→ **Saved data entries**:

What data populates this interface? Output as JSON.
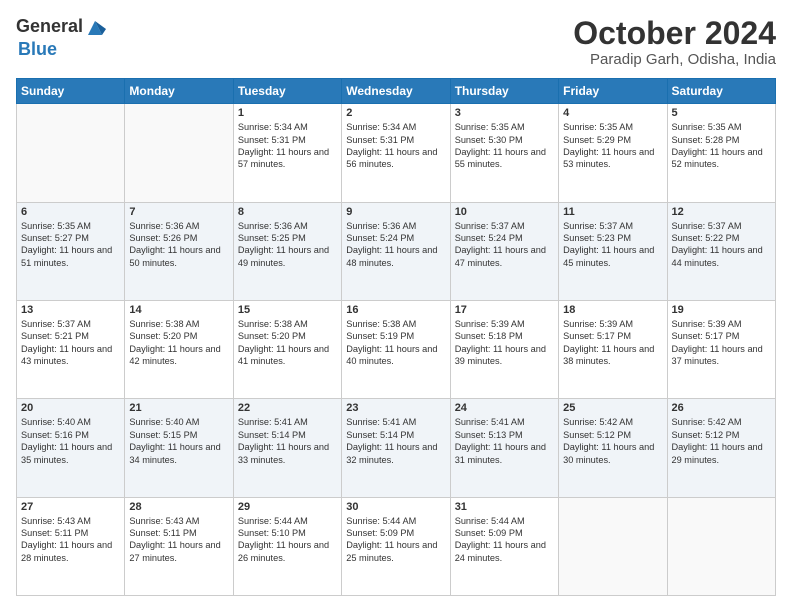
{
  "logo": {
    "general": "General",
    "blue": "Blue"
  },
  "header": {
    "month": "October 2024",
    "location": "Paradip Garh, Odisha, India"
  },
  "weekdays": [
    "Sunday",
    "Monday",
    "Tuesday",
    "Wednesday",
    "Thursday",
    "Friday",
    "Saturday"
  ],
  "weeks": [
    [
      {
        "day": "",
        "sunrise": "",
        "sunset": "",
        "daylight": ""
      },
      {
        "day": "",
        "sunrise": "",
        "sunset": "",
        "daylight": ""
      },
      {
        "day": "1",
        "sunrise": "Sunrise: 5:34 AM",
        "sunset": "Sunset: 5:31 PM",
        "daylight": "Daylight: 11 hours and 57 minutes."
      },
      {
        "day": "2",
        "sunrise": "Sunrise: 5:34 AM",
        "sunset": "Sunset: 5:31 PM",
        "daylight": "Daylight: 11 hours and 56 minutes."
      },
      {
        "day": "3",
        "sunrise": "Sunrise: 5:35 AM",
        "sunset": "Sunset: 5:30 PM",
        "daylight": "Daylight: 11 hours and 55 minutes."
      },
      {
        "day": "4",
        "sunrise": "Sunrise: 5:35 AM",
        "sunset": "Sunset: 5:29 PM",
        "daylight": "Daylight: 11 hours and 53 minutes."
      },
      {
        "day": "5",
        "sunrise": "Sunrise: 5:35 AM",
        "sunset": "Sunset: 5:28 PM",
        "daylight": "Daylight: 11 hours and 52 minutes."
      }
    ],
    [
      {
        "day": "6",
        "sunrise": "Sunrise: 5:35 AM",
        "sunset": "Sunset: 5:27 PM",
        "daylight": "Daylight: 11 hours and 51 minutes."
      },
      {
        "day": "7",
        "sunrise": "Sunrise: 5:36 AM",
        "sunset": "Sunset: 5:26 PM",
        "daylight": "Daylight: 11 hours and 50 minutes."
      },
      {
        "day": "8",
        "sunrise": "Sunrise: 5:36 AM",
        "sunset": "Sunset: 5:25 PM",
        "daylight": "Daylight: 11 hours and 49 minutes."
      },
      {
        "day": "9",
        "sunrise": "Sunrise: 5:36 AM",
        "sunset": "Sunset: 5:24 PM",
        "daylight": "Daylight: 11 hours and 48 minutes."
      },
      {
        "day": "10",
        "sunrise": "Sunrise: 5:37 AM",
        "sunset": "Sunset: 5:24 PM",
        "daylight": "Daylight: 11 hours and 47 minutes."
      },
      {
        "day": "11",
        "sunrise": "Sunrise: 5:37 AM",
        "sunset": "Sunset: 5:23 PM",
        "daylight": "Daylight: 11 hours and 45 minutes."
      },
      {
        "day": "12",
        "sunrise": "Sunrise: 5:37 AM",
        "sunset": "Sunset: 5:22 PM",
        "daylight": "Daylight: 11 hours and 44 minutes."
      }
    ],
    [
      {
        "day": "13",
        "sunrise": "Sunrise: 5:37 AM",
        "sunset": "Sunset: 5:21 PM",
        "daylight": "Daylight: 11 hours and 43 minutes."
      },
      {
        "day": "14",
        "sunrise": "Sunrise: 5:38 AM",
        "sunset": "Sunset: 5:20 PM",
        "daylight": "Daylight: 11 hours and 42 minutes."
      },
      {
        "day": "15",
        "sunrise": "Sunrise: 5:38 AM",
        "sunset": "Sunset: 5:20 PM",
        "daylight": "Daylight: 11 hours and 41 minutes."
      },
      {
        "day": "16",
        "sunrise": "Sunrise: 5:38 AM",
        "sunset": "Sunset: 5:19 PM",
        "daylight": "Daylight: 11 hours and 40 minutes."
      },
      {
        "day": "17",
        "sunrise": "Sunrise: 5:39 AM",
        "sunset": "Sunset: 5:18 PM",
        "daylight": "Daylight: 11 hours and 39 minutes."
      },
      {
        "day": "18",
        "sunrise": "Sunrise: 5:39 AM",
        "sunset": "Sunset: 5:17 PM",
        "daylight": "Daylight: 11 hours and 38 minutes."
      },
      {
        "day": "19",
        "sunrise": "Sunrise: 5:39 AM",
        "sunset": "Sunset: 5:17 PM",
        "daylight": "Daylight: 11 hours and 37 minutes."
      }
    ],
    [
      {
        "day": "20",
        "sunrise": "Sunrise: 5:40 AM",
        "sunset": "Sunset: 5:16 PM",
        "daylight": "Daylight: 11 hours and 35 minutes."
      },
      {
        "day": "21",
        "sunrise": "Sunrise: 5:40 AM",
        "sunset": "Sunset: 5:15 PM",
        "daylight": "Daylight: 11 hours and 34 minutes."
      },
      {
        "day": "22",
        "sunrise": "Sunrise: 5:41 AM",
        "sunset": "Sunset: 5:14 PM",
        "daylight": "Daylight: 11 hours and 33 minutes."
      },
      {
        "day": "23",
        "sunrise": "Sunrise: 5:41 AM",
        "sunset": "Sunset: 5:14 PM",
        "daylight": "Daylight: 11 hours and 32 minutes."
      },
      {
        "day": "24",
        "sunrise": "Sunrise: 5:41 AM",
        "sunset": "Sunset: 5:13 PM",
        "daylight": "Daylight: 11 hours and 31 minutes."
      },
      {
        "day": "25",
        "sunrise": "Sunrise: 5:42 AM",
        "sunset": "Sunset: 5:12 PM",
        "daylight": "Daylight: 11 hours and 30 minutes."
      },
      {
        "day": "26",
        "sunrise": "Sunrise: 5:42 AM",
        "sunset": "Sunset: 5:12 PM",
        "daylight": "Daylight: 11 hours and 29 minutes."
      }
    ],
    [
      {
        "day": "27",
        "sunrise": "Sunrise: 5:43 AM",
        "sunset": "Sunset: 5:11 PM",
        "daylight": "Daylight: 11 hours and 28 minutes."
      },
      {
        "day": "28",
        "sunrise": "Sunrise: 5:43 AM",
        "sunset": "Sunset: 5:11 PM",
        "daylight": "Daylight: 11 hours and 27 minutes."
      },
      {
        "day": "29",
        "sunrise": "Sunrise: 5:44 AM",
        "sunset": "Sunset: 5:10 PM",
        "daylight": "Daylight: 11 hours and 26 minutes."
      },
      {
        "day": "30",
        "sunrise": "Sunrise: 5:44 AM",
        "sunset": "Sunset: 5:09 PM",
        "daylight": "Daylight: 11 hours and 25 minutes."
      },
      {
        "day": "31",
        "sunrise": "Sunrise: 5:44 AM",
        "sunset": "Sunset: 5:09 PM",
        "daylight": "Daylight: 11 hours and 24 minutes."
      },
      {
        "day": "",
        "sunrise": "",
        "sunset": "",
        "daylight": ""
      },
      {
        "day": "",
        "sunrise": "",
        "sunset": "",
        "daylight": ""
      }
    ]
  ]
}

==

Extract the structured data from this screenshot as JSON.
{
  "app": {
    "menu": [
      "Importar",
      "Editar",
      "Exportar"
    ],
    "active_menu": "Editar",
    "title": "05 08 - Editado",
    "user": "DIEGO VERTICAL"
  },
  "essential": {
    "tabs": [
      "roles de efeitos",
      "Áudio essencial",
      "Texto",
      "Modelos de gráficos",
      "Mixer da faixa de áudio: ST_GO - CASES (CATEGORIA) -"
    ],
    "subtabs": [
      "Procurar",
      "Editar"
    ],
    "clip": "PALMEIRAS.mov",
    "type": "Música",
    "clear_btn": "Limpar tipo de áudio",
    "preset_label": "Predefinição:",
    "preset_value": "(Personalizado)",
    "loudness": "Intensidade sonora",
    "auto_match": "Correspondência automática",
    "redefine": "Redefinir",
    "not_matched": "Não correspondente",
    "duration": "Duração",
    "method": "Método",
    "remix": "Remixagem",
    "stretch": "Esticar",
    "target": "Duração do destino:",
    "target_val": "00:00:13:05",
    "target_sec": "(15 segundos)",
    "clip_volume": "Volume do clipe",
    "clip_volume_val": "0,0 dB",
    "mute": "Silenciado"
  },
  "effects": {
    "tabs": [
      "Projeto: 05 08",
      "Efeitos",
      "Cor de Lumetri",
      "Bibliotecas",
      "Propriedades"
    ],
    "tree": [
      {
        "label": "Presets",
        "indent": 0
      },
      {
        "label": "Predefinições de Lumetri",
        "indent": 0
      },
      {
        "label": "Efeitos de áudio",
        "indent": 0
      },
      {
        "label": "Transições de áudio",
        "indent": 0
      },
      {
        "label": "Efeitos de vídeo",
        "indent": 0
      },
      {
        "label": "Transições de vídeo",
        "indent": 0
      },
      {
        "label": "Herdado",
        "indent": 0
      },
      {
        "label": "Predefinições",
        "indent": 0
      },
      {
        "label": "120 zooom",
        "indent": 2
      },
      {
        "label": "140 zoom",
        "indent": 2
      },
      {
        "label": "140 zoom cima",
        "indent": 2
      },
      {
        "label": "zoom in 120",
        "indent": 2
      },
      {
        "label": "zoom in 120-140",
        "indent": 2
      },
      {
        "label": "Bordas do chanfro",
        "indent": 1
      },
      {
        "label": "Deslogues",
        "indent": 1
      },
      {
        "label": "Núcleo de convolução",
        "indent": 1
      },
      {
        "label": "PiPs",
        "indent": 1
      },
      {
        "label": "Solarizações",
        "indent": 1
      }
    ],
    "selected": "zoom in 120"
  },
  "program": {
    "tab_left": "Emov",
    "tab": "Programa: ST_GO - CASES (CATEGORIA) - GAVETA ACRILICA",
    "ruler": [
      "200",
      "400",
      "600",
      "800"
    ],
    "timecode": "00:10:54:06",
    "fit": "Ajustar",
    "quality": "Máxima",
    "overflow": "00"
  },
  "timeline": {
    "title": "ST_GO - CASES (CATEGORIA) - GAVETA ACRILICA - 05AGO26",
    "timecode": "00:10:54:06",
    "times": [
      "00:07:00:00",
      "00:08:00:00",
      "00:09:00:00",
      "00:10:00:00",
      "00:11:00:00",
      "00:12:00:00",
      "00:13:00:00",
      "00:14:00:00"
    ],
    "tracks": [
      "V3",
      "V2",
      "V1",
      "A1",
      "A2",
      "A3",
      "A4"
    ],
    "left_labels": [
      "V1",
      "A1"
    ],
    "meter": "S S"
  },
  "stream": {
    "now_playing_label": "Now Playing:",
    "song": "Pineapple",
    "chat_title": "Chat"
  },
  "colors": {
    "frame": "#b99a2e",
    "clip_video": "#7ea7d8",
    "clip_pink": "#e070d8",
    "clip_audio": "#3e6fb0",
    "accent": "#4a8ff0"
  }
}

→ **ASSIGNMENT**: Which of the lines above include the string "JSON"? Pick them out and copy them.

→ **SOLVED PROBLEM**:
What data populates this interface? Output as JSON.
Extract the structured data from this screenshot as JSON.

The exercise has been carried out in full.